Two weeks ago I wrote about alternatives to gessos and that the ingredients I used were mostly not working. Now the sequel…
First, I started to investigate more closely what a watercolor gesso should meet. On the one hand, the substance should not be reactivated with water. It should be able to absorb water and pigments, but not to such an extent that it disappears right away, like toilet paper and sand. Watercolor paper is sized, which means that there is an agent in the paper (and on it) that prevents the water from directly soaking into the paper. To do this yourself, highly diluted pva glue is used; the white hobby glue and wood glue. PVA sizing is also used to protect canvases and the painted surface from external influences through the back of the canvas.

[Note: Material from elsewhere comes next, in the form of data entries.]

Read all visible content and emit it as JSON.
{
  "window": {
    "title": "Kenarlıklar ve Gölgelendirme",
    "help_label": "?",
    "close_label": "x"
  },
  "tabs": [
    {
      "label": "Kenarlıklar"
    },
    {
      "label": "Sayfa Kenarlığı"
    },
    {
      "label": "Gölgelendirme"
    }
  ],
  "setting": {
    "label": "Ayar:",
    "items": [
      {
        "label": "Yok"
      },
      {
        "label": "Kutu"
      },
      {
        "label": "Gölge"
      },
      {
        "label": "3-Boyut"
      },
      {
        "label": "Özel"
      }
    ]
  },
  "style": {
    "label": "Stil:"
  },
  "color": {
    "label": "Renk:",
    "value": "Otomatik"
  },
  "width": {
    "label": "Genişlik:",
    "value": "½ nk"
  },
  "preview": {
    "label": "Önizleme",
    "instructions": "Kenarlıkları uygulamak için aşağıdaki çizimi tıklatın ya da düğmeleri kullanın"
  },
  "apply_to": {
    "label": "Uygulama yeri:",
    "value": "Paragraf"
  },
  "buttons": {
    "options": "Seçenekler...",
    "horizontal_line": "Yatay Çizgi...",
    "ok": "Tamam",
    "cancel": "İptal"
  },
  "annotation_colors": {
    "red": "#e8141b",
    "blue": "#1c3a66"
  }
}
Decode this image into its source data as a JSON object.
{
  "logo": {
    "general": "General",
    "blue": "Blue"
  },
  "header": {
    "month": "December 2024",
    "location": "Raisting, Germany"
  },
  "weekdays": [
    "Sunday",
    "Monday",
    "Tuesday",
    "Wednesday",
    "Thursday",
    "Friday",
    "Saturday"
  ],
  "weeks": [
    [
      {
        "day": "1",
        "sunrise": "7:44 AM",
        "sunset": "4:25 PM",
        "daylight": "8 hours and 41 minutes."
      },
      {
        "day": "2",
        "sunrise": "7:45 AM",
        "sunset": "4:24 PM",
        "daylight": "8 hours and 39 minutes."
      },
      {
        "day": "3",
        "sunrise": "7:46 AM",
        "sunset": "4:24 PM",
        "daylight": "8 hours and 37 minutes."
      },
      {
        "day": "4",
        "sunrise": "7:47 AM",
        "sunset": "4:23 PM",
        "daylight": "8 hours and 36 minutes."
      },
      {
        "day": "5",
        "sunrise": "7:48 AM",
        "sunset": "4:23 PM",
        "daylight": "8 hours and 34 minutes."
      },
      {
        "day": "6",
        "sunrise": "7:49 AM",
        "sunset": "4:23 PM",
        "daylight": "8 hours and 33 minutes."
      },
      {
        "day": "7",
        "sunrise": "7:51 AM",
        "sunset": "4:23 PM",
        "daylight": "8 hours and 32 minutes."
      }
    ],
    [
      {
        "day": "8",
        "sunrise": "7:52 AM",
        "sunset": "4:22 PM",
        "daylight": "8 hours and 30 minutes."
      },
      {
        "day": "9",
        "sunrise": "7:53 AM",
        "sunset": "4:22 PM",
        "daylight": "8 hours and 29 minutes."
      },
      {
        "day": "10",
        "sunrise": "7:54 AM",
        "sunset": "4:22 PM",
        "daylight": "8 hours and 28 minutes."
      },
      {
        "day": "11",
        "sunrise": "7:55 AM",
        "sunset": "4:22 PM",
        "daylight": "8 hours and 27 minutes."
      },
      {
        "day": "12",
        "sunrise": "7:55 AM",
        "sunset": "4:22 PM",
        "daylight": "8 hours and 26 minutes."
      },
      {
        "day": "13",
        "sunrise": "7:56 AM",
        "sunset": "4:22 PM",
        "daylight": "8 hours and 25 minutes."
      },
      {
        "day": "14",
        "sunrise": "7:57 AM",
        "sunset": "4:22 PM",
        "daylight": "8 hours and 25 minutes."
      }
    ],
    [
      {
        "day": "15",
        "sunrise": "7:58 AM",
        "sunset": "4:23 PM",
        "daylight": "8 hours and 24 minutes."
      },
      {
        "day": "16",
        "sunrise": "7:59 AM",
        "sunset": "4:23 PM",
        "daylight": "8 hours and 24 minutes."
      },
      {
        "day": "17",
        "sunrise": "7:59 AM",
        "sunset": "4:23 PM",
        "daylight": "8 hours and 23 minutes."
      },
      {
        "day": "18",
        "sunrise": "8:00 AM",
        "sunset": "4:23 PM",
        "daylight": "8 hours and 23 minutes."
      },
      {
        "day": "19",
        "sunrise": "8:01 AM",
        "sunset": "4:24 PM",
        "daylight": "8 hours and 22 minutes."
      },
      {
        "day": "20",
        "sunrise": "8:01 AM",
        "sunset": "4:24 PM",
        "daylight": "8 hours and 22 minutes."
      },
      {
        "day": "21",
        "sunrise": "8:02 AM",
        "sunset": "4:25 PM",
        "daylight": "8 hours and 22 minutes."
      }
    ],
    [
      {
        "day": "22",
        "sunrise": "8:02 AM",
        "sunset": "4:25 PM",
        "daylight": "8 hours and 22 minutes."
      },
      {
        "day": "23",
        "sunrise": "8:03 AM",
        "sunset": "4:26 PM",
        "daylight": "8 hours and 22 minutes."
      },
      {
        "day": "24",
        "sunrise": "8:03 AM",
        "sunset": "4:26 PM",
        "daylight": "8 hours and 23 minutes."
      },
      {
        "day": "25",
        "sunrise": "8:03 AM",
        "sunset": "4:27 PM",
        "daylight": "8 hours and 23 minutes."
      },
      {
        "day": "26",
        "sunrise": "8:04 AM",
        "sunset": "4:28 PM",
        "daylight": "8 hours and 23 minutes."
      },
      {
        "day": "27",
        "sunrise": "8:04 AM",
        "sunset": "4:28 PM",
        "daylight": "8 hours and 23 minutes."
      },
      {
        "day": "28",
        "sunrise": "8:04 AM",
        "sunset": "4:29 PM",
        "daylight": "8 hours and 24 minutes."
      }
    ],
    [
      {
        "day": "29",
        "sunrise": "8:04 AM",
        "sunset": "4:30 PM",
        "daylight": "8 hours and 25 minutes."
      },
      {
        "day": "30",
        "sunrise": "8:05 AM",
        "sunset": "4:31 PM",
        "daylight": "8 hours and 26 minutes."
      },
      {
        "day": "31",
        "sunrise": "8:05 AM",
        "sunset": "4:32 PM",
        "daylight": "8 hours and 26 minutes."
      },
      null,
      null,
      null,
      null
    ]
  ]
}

By now I realised that there is not one single ingredient that carries all the above properties. The crazy professor had to be taken out with the biggest mission: get rid of the acrylic binder in your basic recipe.
I still had 1 ingredient that I have pinned all my hopes on and that is: methyl cellulose or wallpaper glue.
A nice binder, but it is activated again by water. I started experimenting with adding wood glue, which is waterproof after drying. For the absorption and color coverage I used chalk. The first badge had way too much chalk: after drying, the layer of gesso broke and pulverized. After adjusting the proportions, I made a test painting on an empty bag of nuts. It got me excited. The top layer after moistening did not stick, paint could flow well, paint could be lifted and after drying a second layer was possible without affecting the underlying layer too much. Of course, when painting on gesso, you should always be careful with multiple layers and not be too rigorous with the paintbrush.
Despite (or partly because of) this small success, I continued to experiment. Also because of the wood glue, which is admittedly more eco-friendly than acrylic, there had to be another way, right? So I came back to the casein, which is also waterproof after drying. This, in combination with wallpaper glue, gypsum and titanium white pigment, I smeared on newspaper, which I glued with pure wallpaper glue in a magazine. (Lately I’ve been fascinated by art journaling in old magazines or advertising papers: they don’t cost anything (extra), you can experiment with them extremely well and let yourself go in color and materials).
There is a limit to the amount of water and paint strokes made (see top left in red where the letters of the newspaper come through), but other than that I started to make cautious jumps of happiness. This just might work.
Next step: using the gesso on fabric. I didn’t want to make a canvas for it yet, so I glued pieces of leftover fabric (left 100% cotton, right 100% synthetic with dark blue print) in my magazine and applied 3 layers of gesso.
And then came the moment of truth: is it suitable for painting with watercolors, can the paint flow, is the finish nice after drying, can you lift the paint after application, can you apply a second coat? I did a happy dance, because I can say yes to all the questions.
Maybe the recipe can still be refined, but for now I’m so excited that I’m going to try it with this formula.
Would you also like to make and try this gesso? You can find the recipe here.
Please let me know what you think about it at email@example.com!